**WORK REQUIRED**
Say how many lines in the entries contain "Temperature", giving only the number.

[Data excerpts]
================
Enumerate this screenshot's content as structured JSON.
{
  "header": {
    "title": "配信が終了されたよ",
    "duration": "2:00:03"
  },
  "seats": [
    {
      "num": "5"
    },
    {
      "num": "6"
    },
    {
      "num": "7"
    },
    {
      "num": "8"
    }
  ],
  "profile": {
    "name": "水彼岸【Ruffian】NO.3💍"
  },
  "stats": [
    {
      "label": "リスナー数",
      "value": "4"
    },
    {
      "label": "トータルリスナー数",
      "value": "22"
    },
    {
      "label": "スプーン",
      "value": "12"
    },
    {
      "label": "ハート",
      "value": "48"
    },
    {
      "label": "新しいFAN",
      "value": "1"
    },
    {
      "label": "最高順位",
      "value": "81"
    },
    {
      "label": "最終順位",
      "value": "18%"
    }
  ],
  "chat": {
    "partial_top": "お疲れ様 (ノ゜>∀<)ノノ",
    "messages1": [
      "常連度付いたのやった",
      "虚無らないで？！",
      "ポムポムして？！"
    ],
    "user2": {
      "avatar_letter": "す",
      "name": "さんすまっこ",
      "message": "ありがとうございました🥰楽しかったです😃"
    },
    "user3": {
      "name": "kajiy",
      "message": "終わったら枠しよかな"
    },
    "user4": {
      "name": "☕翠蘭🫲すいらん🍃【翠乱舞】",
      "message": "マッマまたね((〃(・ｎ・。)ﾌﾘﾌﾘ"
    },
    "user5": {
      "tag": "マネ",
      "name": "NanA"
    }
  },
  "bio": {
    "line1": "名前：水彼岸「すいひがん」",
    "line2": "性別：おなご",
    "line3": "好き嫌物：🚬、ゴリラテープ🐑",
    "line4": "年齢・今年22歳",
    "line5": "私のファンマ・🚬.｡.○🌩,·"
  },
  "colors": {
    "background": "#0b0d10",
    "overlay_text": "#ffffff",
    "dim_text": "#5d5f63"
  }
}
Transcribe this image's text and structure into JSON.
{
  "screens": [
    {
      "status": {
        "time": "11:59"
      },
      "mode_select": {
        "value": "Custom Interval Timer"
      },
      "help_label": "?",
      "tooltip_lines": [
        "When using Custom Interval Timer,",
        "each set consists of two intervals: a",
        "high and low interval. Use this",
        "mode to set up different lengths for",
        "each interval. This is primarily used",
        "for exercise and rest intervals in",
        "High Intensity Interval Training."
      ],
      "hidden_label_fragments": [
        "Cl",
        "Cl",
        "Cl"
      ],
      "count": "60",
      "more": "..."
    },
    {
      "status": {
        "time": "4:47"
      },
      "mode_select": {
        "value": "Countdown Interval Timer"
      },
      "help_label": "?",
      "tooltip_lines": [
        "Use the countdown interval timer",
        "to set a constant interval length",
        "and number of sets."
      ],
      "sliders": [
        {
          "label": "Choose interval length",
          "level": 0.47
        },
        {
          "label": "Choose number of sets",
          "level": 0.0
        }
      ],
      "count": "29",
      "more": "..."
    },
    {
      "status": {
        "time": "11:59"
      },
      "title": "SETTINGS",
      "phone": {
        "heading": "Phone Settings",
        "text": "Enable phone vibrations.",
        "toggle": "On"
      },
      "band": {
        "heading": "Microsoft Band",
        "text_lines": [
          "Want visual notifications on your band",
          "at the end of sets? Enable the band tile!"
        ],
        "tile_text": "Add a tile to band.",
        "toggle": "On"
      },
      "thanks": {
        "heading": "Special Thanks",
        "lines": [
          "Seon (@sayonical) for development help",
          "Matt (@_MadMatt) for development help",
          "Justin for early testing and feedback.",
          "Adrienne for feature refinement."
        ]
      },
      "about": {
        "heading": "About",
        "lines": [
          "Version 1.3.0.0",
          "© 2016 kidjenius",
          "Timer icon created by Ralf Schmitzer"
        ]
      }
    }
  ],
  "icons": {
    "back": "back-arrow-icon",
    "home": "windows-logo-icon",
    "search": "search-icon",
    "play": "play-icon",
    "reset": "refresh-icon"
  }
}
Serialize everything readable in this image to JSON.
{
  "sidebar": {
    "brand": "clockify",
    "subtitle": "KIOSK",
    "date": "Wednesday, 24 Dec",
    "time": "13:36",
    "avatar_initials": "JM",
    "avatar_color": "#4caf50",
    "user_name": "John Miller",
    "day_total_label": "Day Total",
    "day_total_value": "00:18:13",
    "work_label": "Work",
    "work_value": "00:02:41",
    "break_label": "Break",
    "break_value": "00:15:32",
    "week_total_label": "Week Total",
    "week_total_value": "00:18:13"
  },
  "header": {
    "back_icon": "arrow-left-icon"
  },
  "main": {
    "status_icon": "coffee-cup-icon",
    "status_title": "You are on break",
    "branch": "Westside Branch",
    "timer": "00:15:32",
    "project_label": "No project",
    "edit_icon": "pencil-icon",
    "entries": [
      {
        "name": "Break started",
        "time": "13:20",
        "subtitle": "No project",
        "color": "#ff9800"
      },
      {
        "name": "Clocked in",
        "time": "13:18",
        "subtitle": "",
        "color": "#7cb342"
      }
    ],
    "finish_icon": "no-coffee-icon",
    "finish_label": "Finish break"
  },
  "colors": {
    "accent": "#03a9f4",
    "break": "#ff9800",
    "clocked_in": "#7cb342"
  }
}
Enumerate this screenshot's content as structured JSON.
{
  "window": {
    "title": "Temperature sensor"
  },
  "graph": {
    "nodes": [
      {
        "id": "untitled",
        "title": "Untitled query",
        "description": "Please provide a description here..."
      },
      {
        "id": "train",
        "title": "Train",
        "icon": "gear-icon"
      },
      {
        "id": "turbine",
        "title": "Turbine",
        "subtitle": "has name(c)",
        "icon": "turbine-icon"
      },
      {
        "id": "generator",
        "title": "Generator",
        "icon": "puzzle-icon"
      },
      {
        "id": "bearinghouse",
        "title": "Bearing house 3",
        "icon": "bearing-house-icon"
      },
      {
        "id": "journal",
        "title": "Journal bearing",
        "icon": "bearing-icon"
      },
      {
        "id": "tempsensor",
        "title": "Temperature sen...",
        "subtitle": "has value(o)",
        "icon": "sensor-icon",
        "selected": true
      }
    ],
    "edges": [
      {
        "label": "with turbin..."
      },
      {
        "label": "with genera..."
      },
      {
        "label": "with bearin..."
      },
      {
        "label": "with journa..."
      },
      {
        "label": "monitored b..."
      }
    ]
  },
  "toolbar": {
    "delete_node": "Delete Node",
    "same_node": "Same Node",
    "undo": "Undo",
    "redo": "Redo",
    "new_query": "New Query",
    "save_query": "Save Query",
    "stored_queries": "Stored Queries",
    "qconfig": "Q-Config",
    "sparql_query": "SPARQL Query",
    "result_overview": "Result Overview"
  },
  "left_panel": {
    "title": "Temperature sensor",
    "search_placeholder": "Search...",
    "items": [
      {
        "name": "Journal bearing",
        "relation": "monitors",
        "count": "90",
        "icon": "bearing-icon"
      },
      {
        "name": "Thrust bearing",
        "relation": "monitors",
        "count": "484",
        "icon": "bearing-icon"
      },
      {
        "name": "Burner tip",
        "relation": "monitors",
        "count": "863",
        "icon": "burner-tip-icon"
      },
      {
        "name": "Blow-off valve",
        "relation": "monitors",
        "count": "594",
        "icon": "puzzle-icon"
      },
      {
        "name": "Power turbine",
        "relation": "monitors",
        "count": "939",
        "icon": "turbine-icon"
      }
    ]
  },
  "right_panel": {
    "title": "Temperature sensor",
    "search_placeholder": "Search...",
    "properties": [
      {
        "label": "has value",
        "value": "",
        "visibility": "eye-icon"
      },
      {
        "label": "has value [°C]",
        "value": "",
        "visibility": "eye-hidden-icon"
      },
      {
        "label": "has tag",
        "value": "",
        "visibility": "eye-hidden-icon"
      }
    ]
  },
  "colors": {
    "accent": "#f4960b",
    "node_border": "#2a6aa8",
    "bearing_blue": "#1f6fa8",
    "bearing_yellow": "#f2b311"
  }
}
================
**RESULT**
4